A new digital platform designed to raise the “urban IQ” of Sydneysiders, by making building and planning information publicly accessible, has won an Urban Development Institute of Australia NSW award.
COX Architects and Planners Director and UNSW Conjoint Professor Philip Graus (left) with UNSW Built Environment's M.Hank Haeusler at the UDIA CityLife Project awards.
A new digital platform designed to raise the “urban IQ” of Sydneysiders, by making building and planning information publicly accessible, has won an Urban Development Institute of Australia (UDIA) NSW award.
Platform collaborators UNSW Built Environment and Cox Richardson Architects and Planners say the Urban Pinboard App aims to address the lack of shared information between the public, private and community sectors on urban issues.
As the winner of the Connected Cities strand of the UDIA’s City Life project, the Urban Pinboard is one of only three submissions selected to each receive $50,000 from the UDIA NSW as part of the organisation’s CityLife project which aims to tackle issues of affordability, livability and connectivity within Sydney, Australia’s biggest city.

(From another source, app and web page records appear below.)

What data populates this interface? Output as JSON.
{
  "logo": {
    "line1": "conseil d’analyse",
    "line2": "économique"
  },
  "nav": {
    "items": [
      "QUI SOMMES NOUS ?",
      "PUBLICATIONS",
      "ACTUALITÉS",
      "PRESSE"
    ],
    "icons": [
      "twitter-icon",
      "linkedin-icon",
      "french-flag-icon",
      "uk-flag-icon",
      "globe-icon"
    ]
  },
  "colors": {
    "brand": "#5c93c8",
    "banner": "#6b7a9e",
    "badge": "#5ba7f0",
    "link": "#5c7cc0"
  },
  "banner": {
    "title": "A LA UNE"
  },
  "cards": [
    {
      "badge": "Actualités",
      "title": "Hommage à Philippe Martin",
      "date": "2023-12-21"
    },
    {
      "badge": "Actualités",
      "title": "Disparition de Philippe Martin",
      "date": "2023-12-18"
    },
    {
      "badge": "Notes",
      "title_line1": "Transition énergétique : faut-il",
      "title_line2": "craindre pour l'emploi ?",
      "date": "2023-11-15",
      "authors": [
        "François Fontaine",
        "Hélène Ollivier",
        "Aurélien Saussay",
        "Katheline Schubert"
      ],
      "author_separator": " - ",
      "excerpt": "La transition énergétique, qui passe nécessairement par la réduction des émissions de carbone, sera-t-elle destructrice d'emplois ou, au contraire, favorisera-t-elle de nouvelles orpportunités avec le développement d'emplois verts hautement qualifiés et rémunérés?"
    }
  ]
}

The winning proposal was announced during an address by Sarah Hill, CEO of the recently formed Greater Sydney Commission.
Project leaders, Hank Haeusler, from UNSW’s Bachelor of Computational Design and COX Director Philip Graus, say the fragmented components of Sydney’s building industry need to be encouraged to collaborate so that talent, ideas and potential can be realised.

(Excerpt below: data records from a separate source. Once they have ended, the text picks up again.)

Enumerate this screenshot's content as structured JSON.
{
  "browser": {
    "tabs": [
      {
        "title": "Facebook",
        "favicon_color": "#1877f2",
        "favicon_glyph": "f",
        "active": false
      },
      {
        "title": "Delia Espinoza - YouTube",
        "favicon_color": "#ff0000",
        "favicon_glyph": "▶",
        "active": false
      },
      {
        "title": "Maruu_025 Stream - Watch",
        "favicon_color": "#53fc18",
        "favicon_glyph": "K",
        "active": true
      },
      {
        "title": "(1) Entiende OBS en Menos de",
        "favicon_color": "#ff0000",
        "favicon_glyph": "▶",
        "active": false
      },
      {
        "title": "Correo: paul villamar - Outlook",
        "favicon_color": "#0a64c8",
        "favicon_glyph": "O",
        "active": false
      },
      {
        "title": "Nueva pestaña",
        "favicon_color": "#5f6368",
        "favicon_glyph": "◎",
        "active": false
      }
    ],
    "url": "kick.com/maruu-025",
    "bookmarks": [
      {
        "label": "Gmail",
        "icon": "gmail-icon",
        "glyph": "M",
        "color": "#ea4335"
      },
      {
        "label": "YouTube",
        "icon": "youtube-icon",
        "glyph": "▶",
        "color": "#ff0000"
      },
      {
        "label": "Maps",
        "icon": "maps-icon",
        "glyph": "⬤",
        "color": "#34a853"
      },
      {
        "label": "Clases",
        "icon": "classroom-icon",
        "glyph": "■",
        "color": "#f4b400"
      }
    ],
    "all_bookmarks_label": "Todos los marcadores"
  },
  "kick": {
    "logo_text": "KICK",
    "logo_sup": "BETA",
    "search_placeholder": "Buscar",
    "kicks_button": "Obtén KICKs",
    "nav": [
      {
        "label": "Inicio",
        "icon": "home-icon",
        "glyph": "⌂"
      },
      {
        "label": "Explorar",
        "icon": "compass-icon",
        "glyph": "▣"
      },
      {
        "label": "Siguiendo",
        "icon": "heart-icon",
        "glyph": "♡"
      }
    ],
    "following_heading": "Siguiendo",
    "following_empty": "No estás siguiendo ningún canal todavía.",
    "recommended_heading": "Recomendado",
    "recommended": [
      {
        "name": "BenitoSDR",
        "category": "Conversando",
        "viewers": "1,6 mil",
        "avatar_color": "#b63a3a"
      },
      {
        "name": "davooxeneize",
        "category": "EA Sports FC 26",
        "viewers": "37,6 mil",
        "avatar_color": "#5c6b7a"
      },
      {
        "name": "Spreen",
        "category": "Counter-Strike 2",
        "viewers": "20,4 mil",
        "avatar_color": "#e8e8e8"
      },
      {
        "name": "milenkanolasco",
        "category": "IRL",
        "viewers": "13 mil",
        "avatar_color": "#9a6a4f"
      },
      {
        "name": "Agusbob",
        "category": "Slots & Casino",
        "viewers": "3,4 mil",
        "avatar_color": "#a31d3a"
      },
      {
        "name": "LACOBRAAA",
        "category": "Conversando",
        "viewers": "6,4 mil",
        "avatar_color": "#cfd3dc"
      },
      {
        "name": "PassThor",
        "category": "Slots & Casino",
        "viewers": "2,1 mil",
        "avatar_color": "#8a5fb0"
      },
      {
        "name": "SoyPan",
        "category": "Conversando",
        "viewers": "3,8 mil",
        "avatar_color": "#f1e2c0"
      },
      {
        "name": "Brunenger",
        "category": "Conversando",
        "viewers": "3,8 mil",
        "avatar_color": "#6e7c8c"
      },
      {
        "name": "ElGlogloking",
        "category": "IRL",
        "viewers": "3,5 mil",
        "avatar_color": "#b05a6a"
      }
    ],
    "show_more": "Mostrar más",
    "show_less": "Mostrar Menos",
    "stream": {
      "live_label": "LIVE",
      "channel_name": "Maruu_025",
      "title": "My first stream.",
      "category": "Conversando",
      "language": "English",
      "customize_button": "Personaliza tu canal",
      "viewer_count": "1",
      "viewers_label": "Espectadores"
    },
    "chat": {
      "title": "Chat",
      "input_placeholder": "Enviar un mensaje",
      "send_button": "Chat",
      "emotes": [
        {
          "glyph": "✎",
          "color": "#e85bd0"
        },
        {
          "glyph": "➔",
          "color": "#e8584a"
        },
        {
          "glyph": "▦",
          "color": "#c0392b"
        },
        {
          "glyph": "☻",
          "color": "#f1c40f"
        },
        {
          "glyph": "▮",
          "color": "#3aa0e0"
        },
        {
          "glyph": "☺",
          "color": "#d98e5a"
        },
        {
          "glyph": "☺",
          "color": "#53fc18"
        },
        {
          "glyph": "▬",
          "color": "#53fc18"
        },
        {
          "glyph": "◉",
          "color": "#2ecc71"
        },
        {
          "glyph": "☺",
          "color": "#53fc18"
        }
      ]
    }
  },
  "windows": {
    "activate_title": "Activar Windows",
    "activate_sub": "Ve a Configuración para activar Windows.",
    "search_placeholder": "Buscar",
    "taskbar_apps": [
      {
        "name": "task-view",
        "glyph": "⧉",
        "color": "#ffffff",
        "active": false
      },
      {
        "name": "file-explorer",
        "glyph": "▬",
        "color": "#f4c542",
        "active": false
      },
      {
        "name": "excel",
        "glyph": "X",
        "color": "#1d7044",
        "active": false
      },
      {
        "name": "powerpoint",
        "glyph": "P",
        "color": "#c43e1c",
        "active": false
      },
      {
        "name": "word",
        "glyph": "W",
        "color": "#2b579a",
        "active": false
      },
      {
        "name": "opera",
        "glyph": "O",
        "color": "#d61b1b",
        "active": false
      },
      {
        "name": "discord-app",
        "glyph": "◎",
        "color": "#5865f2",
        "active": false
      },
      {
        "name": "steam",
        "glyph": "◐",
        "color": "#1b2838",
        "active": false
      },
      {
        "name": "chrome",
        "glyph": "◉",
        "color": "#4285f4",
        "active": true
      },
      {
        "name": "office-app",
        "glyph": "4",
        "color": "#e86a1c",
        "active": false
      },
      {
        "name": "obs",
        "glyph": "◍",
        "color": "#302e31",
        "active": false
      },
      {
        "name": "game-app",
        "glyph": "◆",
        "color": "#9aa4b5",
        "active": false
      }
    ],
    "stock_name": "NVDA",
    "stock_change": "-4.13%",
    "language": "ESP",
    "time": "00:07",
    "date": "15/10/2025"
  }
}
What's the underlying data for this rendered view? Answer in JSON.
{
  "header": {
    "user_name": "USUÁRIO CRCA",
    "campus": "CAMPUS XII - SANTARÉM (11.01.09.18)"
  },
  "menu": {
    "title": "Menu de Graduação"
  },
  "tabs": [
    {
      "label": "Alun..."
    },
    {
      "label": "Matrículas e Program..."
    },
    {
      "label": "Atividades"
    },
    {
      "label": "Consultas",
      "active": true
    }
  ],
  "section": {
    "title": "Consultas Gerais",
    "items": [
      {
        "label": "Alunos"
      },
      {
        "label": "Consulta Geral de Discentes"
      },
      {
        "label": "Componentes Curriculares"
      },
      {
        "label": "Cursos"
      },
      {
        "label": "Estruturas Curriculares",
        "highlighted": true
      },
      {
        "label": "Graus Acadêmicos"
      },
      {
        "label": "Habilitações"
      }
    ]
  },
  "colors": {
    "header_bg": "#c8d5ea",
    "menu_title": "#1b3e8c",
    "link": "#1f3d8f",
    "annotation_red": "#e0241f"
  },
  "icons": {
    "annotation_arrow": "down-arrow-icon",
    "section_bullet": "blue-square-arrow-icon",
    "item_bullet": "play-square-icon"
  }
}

“Urban Pinboard is a data and knowledge rich resource that has the ability to raise the urban IQ of the city and as a result, produce more informed decision making and smarter city transformation,” says Haeusler.
Award-winning: Urban Pinboard is a new digital platform designed to raise the “urban IQ” of Sydneysiders by making building and planning information publicly accessible.
Haeusler says the App will be a tool for government agencies to engage and communicate with other sectors, while providing communities with access to neighbourhood data, and developers, professionals and consultants with extra insight and knowledge.
“By giving all sectors an equal voice and the ability to share ideas, this platform will unlock the latent talent and knowledge in our city allowing it to be utilised for more innovative and efficient outcomes,” says Haeusler.
Graus, who is UNSW Built Environment’s first conjoint professor, says the partnership with UNSW allows Urban Pinboard to combine industry knowledge with academic rigour.
“COX is a multidisciplinary design practice and UNSW is a world-leading research university that is also dedicated to interdisciplinary collaborations that more strongly engage research with practice to the benefit of both,” he says.
Stephen Albin, UDIA NSW's CEO, says he is thrilled with the response to the competition, which received more than 60 entries from around the world.
“An urban population explosion is leading to a number of issues that, if not addressed now, will lead to a looming crisis in affordability, transport and our health in the future,” Mr Albin says.
“The CityLife project is putting responsible and innovative plans in place now, to build more liveable cities in our greater urban city future.”
The two other CityLife Project winners are business management consultants, Macroplan Dimasi, whose research will address the potential of employment-based urban development in non-CBD centres, and Hames Sharley/UTS, whose project will enable future cities to be founded on a network economy, not just traditional land economics and planning.
ARTICLE WRITTEN BY FRAN STRACHAN